This week, Google’s big NYC hardware event introduced the new Pixel 4 smartphones, but it also showcased the Pixelbook Go. The Pixelbook Go is the latest in Google’s lineup of Pixel-branded Chromebooks. It’s also the biggest departure from the series’ roots, with a lower starting price and lesser bells and whistles.
It remains unseen if the Pixelbook Go will win the hearts of consumers, but we felt this was the perfect time to take a look back at Google’s Chromebook history and evolution.
Chromebook Pixel (2013): Made for developers first
While the very first Chromebooks launched in 2011 from Acer and Samsung, in 2013 Google entered the race with its own premium option. The result was the first generation Chromebook Pixel.

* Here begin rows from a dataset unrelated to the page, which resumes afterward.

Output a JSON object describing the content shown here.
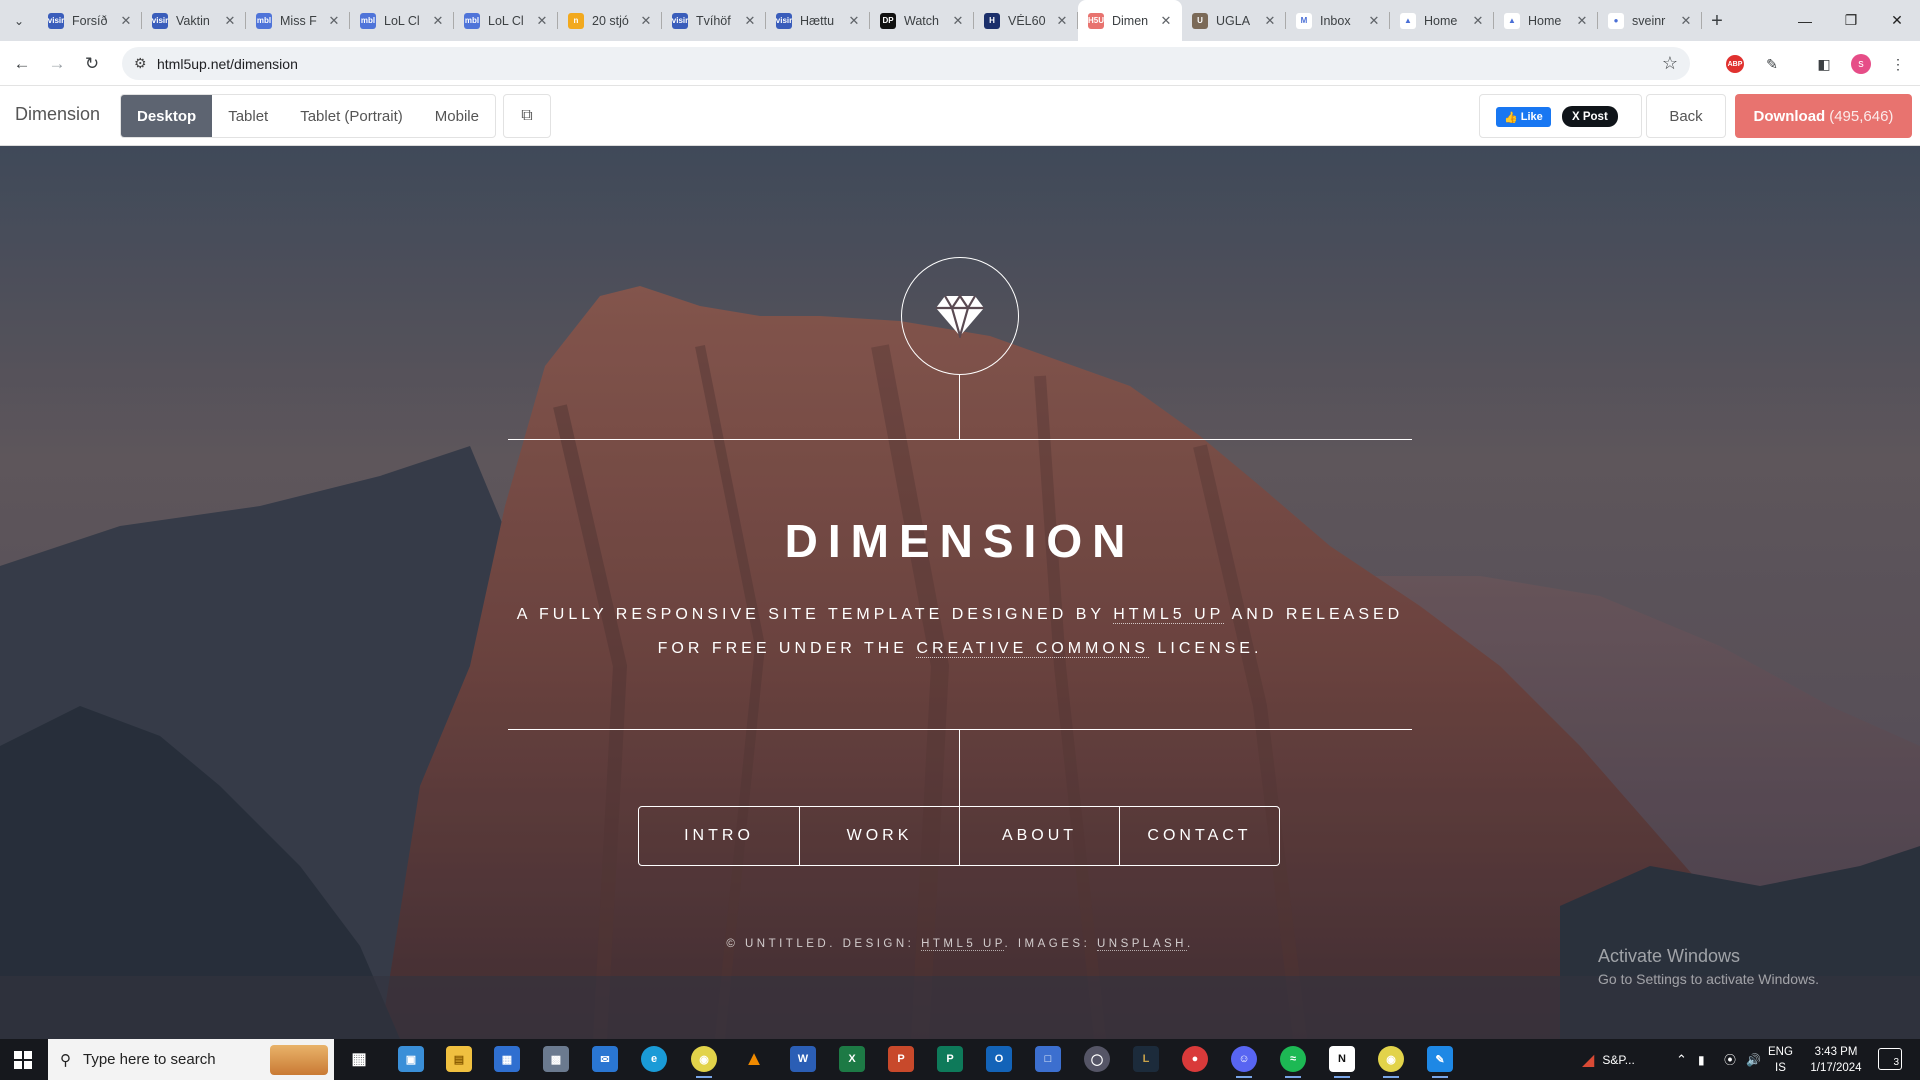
{
  "browser": {
    "tabs": [
      {
        "title": "Forsíð",
        "favicon_color": "#3a5dbb",
        "favicon_text": "visir"
      },
      {
        "title": "Vaktin",
        "favicon_color": "#3a5dbb",
        "favicon_text": "visir"
      },
      {
        "title": "Miss F",
        "favicon_color": "#4f74d9",
        "favicon_text": "mbl"
      },
      {
        "title": "LoL Cl",
        "favicon_color": "#4f74d9",
        "favicon_text": "mbl"
      },
      {
        "title": "LoL Cl",
        "favicon_color": "#4f74d9",
        "favicon_text": "mbl"
      },
      {
        "title": "20 stjó",
        "favicon_color": "#f2a91e",
        "favicon_text": "n"
      },
      {
        "title": "Tvíhöf",
        "favicon_color": "#3a5dbb",
        "favicon_text": "visir"
      },
      {
        "title": "Hættu",
        "favicon_color": "#3a5dbb",
        "favicon_text": "visir"
      },
      {
        "title": "Watch",
        "favicon_color": "#111111",
        "favicon_text": "DP"
      },
      {
        "title": "VÉL60",
        "favicon_color": "#1b2f6b",
        "favicon_text": "H"
      },
      {
        "title": "Dimen",
        "favicon_color": "#e8736f",
        "favicon_text": "H5U"
      },
      {
        "title": "UGLA",
        "favicon_color": "#7b6a58",
        "favicon_text": "U"
      },
      {
        "title": "Inbox",
        "favicon_color": "#ffffff",
        "favicon_text": "M"
      },
      {
        "title": "Home",
        "favicon_color": "#ffffff",
        "favicon_text": "▲"
      },
      {
        "title": "Home",
        "favicon_color": "#ffffff",
        "favicon_text": "▲"
      },
      {
        "title": "sveinr",
        "favicon_color": "#ffffff",
        "favicon_text": "●"
      }
    ],
    "active_tab_index": 10,
    "url": "html5up.net/dimension",
    "profile_initial": "s",
    "abp_label": "ABP"
  },
  "previewbar": {
    "title": "Dimension",
    "devices": [
      "Desktop",
      "Tablet",
      "Tablet (Portrait)",
      "Mobile"
    ],
    "active_device": "Desktop",
    "fb_like": "Like",
    "x_post": "X Post",
    "back": "Back",
    "download_label": "Download",
    "download_count": "(495,646)"
  },
  "site": {
    "title": "DIMENSION",
    "subtitle_line1_pre": "A fully responsive site template designed by ",
    "subtitle_link1": "HTML5 UP",
    "subtitle_line1_post": " and released",
    "subtitle_line2_pre": "for free under the ",
    "subtitle_link2": "Creative Commons",
    "subtitle_line2_post": " license.",
    "nav": [
      "INTRO",
      "WORK",
      "ABOUT",
      "CONTACT"
    ],
    "footer_pre": "© Untitled. Design: ",
    "footer_link1": "HTML5 UP",
    "footer_mid": ". Images: ",
    "footer_link2": "Unsplash",
    "footer_post": "."
  },
  "watermark": {
    "line1": "Activate Windows",
    "line2": "Go to Settings to activate Windows."
  },
  "taskbar": {
    "search_placeholder": "Type here to search",
    "tray_app_label": "S&P...",
    "lang_line1": "ENG",
    "lang_line2": "IS",
    "time": "3:43 PM",
    "date": "1/17/2024",
    "notification_count": "3"
  }
}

The first generation of the Chromebook Pixel had an 12.85-inch 2,560 × 1,700 resolution touchscreen. At the time, the display had the highest pixel density of any notebook on the market. It also had an unusual 3:2 aspect ratio, which was supposed to help with reading websites. It was powered by an Intel i5 processor with a clock speed of 1.8GHz, 4GB of RAM, and either 32GB or 64GB of SSD storage. There was also an option to get the Chromebook Pixel with LTE connectivity.
All in all, the first Chromebook Pixel had some impressive hardware, and it was all encased in an aluminum body, with a backlit keyboard. It also had a high price: $1,299 for the standard model, and $1,499 for the LTE version. Google was definitely not targeting the average laptop buyer. Instead, this notebook was made for developers first. Google wanted a great notebook so that developers would be encouraged to buy it and make more Chrome OS apps. Remember, this was a time when Chrome OS didn’t work very well without an internet connection, so Google needed developers to embrace their new browser-based operating system.

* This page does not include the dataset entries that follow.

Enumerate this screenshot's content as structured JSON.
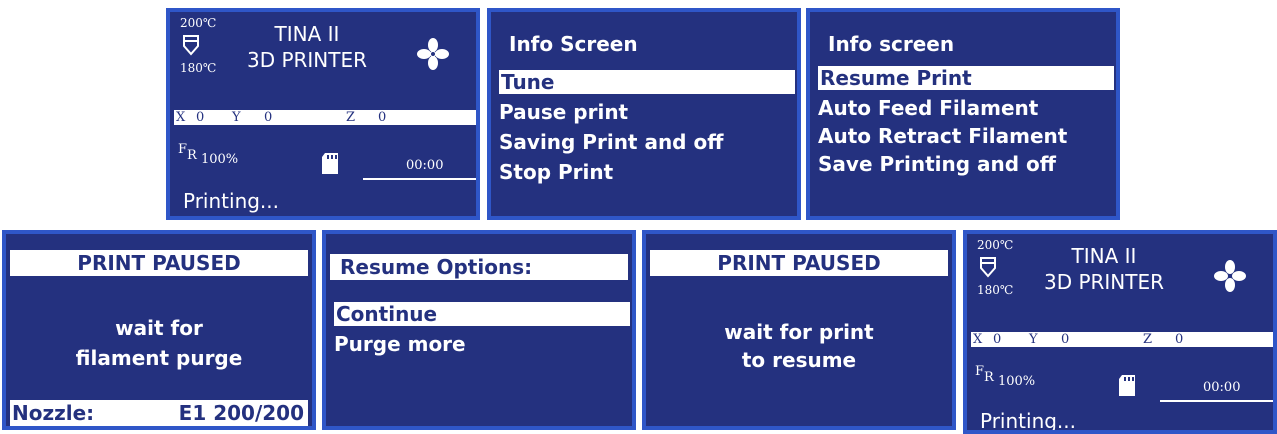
{
  "status_screen": {
    "temp_target": "200℃",
    "temp_current": "180℃",
    "title_line1": "TINA II",
    "title_line2": "3D PRINTER",
    "x_label": "X",
    "x_value": "0",
    "y_label": "Y",
    "y_value": "0",
    "z_label": "Z",
    "z_value": "0",
    "fr_label_f": "F",
    "fr_label_r": "R",
    "fr_value": "100%",
    "time": "00:00",
    "status": "Printing...",
    "icons": [
      "nozzle-icon",
      "fan-icon",
      "sd-card-icon"
    ]
  },
  "info_screen_1": {
    "title": "Info Screen",
    "items": [
      "Tune",
      "Pause print",
      "Saving Print and off",
      "Stop Print"
    ],
    "selected": "Tune"
  },
  "info_screen_2": {
    "title": "Info screen",
    "items": [
      "Resume Print",
      "Auto Feed Filament",
      "Auto Retract Filament",
      "Save Printing and off"
    ],
    "selected": "Resume Print"
  },
  "paused_purge": {
    "title": "PRINT PAUSED",
    "line1": "wait for",
    "line2": "filament purge",
    "nozzle_label": "Nozzle:",
    "nozzle_value": "E1 200/200"
  },
  "resume_options": {
    "title": "Resume Options:",
    "items": [
      "Continue",
      "Purge more"
    ],
    "selected": "Continue"
  },
  "paused_resume": {
    "title": "PRINT PAUSED",
    "line1": "wait for print",
    "line2": "to resume"
  },
  "colors": {
    "screen_bg": "#24317f",
    "screen_border": "#2f56c8",
    "text": "#ffffff",
    "highlight_bg": "#ffffff",
    "highlight_text": "#24317f"
  }
}
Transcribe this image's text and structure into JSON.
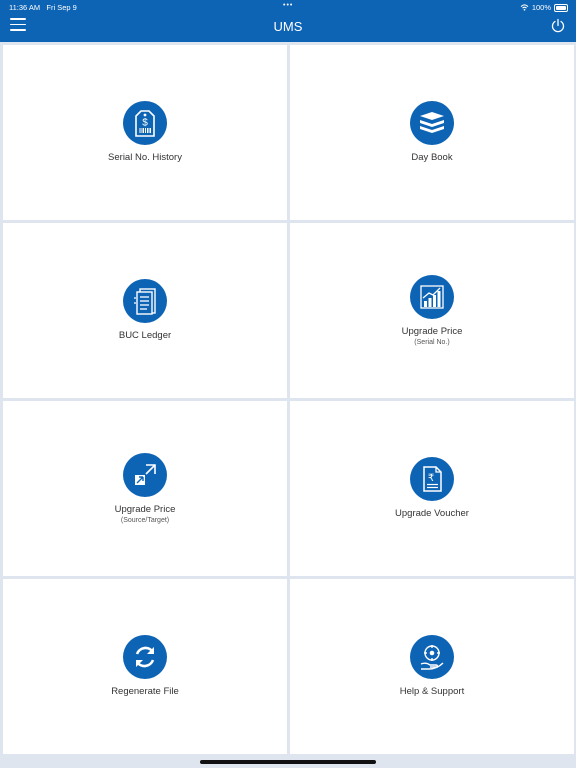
{
  "status": {
    "time": "11:36 AM",
    "date": "Fri Sep 9",
    "battery": "100%"
  },
  "header": {
    "title": "UMS"
  },
  "tiles": [
    {
      "label": "Serial No. History",
      "sub": "",
      "icon": "price-tag-icon"
    },
    {
      "label": "Day Book",
      "sub": "",
      "icon": "book-stack-icon"
    },
    {
      "label": "BUC Ledger",
      "sub": "",
      "icon": "ledger-icon"
    },
    {
      "label": "Upgrade Price",
      "sub": "(Serial No.)",
      "icon": "growth-chart-icon"
    },
    {
      "label": "Upgrade Price",
      "sub": "(Source/Target)",
      "icon": "upgrade-arrow-icon"
    },
    {
      "label": "Upgrade Voucher",
      "sub": "",
      "icon": "rupee-voucher-icon"
    },
    {
      "label": "Regenerate File",
      "sub": "",
      "icon": "refresh-icon"
    },
    {
      "label": "Help & Support",
      "sub": "",
      "icon": "support-icon"
    }
  ],
  "colors": {
    "primary": "#0e64b4",
    "background": "#dfe5ef"
  }
}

Chromebook Pixel (2015): Boosting the hardware
Two years after the introduction of the first Chromebook Pixel, it got a hardware refresh with faster Intel Core i5 and i7 processors. The new models also had more RAM (8GB and 16GB). The lower-end model also got a somewhat more affordable price of $999.

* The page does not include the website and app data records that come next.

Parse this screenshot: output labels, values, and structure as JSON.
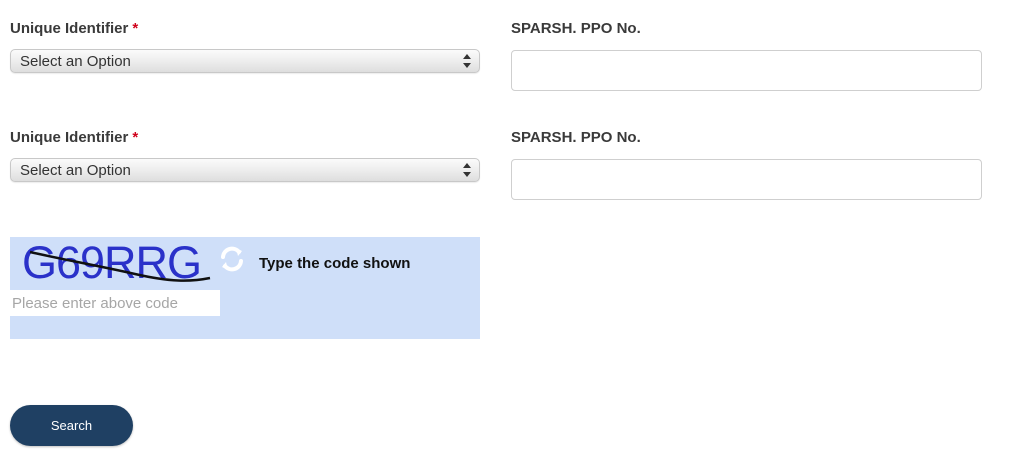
{
  "form": {
    "rows": [
      {
        "identifier_label": "Unique Identifier",
        "required_marker": "*",
        "select_value": "Select an Option",
        "ppo_label": "SPARSH. PPO No.",
        "ppo_value": ""
      },
      {
        "identifier_label": "Unique Identifier",
        "required_marker": "*",
        "select_value": "Select an Option",
        "ppo_label": "SPARSH. PPO No.",
        "ppo_value": ""
      }
    ]
  },
  "captcha": {
    "code": "G69RRG",
    "hint": "Type the code shown",
    "input_placeholder": "Please enter above code",
    "input_value": "",
    "panel_color": "#cfdff9",
    "icons": {
      "refresh": "refresh-icon"
    }
  },
  "actions": {
    "search_label": "Search",
    "button_color": "#1f4063"
  },
  "colors": {
    "required": "#d0021b"
  }
}
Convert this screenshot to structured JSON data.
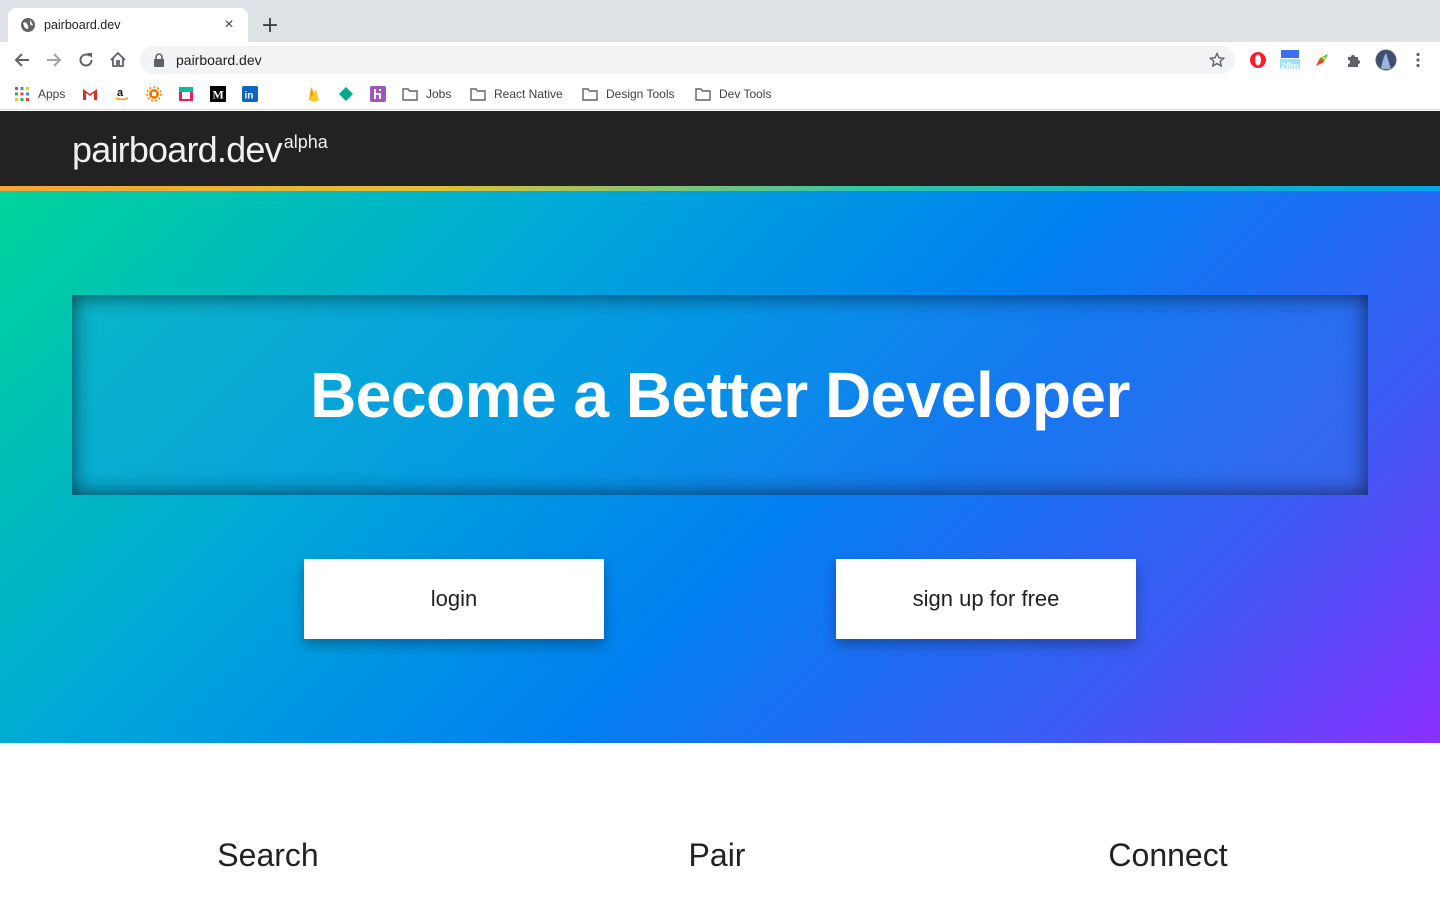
{
  "browser": {
    "tab": {
      "title": "pairboard.dev",
      "favicon": "globe-icon",
      "close": "×"
    },
    "new_tab": "+",
    "omnibox": {
      "url": "pairboard.dev",
      "lock": "lock-icon"
    },
    "extensions": {
      "timer_badge": "28m"
    }
  },
  "bookmarks": {
    "apps_label": "Apps",
    "folders": [
      {
        "label": "Jobs"
      },
      {
        "label": "React Native"
      },
      {
        "label": "Design Tools"
      },
      {
        "label": "Dev Tools"
      }
    ]
  },
  "site": {
    "brand": {
      "name": "pairboard.dev",
      "badge": "alpha"
    },
    "hero": {
      "title": "Become a Better Developer"
    },
    "buttons": {
      "login": "login",
      "signup": "sign up for free"
    },
    "features": [
      {
        "title": "Search"
      },
      {
        "title": "Pair"
      },
      {
        "title": "Connect"
      }
    ]
  },
  "colors": {
    "header_bg": "#222222",
    "hero_gradient_start": "#00d49a",
    "hero_gradient_end": "#8a30ff"
  }
}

However, the design of the second Chromebook Pixel remained mostly the same. It still had the same touchscreen display as the first version. The body also was nearly identical, although a few changes were made to remove visible speaker grilles, screws, and fan vents. One small, but still significant, addition was adding two USB-C ports. Finally, the battery was significantly larger. It allowed the Chromebook Pixel to last up to 12 hours on a single charge. Even with the somewhat lower price, the second Chromebook Pixel was still on more expensive than most third-party Chromebooks.
Google Pixelbook (2017): Going for the Macbook audience
By 2017, Chromebooks as a whole were selling very well in the US, especially to the education market. The low price of third-party Chromebooks, combined with their ease of use, was very attractive to cash-strapped school systems. In addition, Chrome OS itself was much improved compared to when the first Chromebooks launched in 2011. Having a fast internet connection was no longer a big deal when it came to doing work on the latest Chromebooks.
However, Google also wanted to go after the high-end laptop business that was dominated by Apple’s MacBooks. That lead to the launch of the Google Pixelbook in October 2017. It was a 2-in-1 laptop with a 12.3-inch 2,400 x 1,600 resolution touchscreen that flipped over 360 degrees so it could be used like a tablet. Indeed, the Pixelbook had an optional accessory, the Google Pixelbook Pen, that allowed users to write on the touchscreen.
Other highlights of the Google Pixelbook included a seventh-generation Intel Core i5 or i7 processor, along with either 8GB or 16GB of RAM. Storage got a huge boost for the Pixelbook, ranging from 128GB, 256GB and 512GB. It was also light at just 2.4 pounds, and its battery could last up to 10 hours. Finally, the Pixelbook’s version of Chrome OS could not only run Android apps, but it was the first laptop with Google Assistant. However, with a starting price of $999, the first Pixelbook was still a high price to pay for many people.
Pixelbook Go (2019): One for the rest of us?
After a pretty disastrous detour in the Chrome OS tablet space with the Pixel Slate, Google is trying again in 2019 with yet another Chromebook. Our first impressions of the Pixelbook Go indicate that Google wants to appeal to a broader audience, while still offering solid hardware. The starting price of $649 should help but it’s still far from mainstream pricing for a Chrome OS device. It’s also not a 2-in-1 device, which means it’s geared more towards regular notebook buyers. It’s a tad lighter than the first Pixelbook, and its battery is set to last up to 12 hours, which is nice.
We will have a full review of the Pixelbook Go soon. However, it looks like this product is the first Chromebook from Google that will attract more buyers than just enthusiasts, developers, or high-end laptop consumers.
Do you own one or more of Google’s Pixel-branded Chromebooks? What do you think of Google’s newest Chromebook, like the move towards a lower price tag or feel it misses the mark?